- [REQUIREMENT]
Sort through the data and copy the lines holding the word "icon".

-- INPUT RECORDS follows --

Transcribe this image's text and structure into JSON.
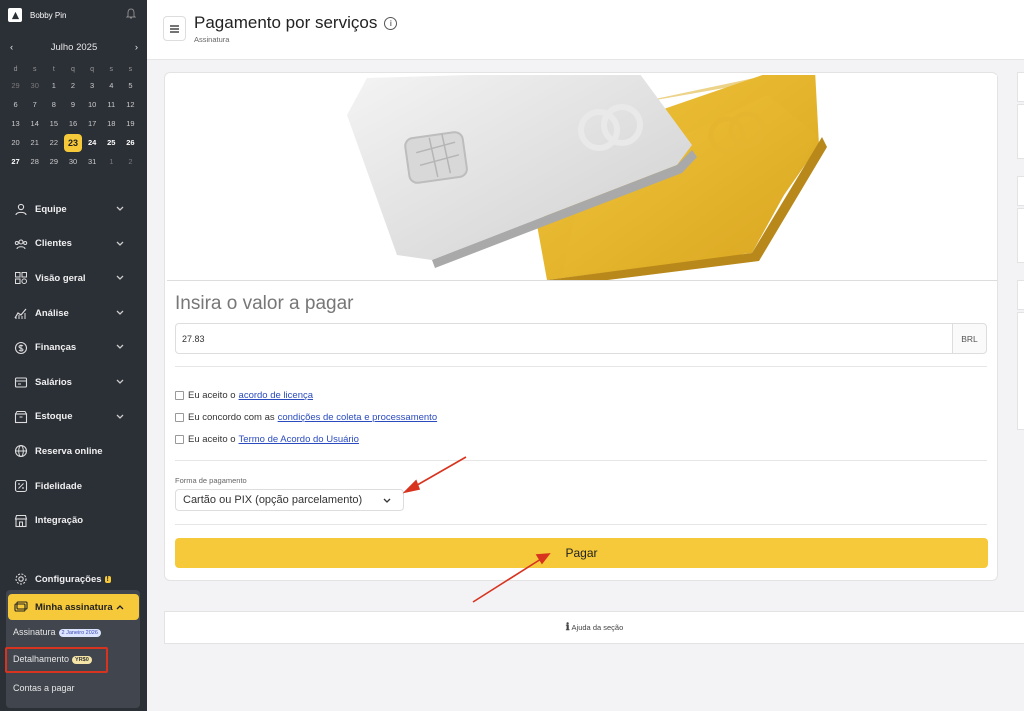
{
  "sidebar": {
    "brand": "Bobby Pin",
    "calendar": {
      "month": "Julho 2025",
      "prev": "‹",
      "next": "›",
      "weekdays": [
        "d",
        "s",
        "t",
        "q",
        "q",
        "s",
        "s"
      ],
      "weeks": [
        [
          "29",
          "30",
          "1",
          "2",
          "3",
          "4",
          "5"
        ],
        [
          "6",
          "7",
          "8",
          "9",
          "10",
          "11",
          "12"
        ],
        [
          "13",
          "14",
          "15",
          "16",
          "17",
          "18",
          "19"
        ],
        [
          "20",
          "21",
          "22",
          "23",
          "24",
          "25",
          "26"
        ],
        [
          "27",
          "28",
          "29",
          "30",
          "31",
          "1",
          "2"
        ]
      ],
      "today": "23"
    },
    "menu": [
      {
        "label": "Equipe",
        "icon": "user-icon",
        "chevron": true
      },
      {
        "label": "Clientes",
        "icon": "users-icon",
        "chevron": true
      },
      {
        "label": "Visão geral",
        "icon": "grid-icon",
        "chevron": true
      },
      {
        "label": "Análise",
        "icon": "chart-icon",
        "chevron": true
      },
      {
        "label": "Finanças",
        "icon": "dollar-icon",
        "chevron": true
      },
      {
        "label": "Salários",
        "icon": "wallet-icon",
        "chevron": true
      },
      {
        "label": "Estoque",
        "icon": "box-icon",
        "chevron": true
      },
      {
        "label": "Reserva online",
        "icon": "globe-icon",
        "chevron": false
      },
      {
        "label": "Fidelidade",
        "icon": "percent-icon",
        "chevron": false
      },
      {
        "label": "Integração",
        "icon": "store-icon",
        "chevron": false
      }
    ],
    "config": {
      "label": "Configurações",
      "badge": "!"
    },
    "subscription": {
      "label": "Minha assinatura",
      "items": [
        {
          "label": "Assinatura",
          "pill": "2 Janeiro 2026"
        },
        {
          "label": "Detalhamento",
          "pill": "YR$0"
        },
        {
          "label": "Contas a pagar"
        }
      ]
    }
  },
  "header": {
    "title": "Pagamento por serviços",
    "subtitle": "Assinatura",
    "info": "i"
  },
  "form": {
    "amount_title": "Insira o valor a pagar",
    "amount_value": "27.83",
    "currency": "BRL",
    "checks": [
      {
        "text": "Eu aceito o",
        "link": "acordo de licença"
      },
      {
        "text": "Eu concordo com as",
        "link": "condições de coleta e processamento"
      },
      {
        "text": "Eu aceito o",
        "link": "Termo de Acordo do Usuário"
      }
    ],
    "payment_label": "Forma de pagamento",
    "payment_value": "Cartão ou PIX (opção parcelamento)",
    "pay_button": "Pagar"
  },
  "help": {
    "icon": "ℹ",
    "label": "Ajuda da seção"
  },
  "colors": {
    "accent": "#f5c93a",
    "sidebar": "#2b2f36",
    "annotation": "#d8331f",
    "link": "#2a4bbf"
  }
}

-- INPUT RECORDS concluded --

- [RESPONSE]
        "icon": "user-icon",
        "icon": "users-icon",
        "icon": "grid-icon",
        "icon": "chart-icon",
        "icon": "dollar-icon",
        "icon": "wallet-icon",
        "icon": "box-icon",
        "icon": "globe-icon",
        "icon": "percent-icon",
        "icon": "store-icon",
    "icon": "ℹ",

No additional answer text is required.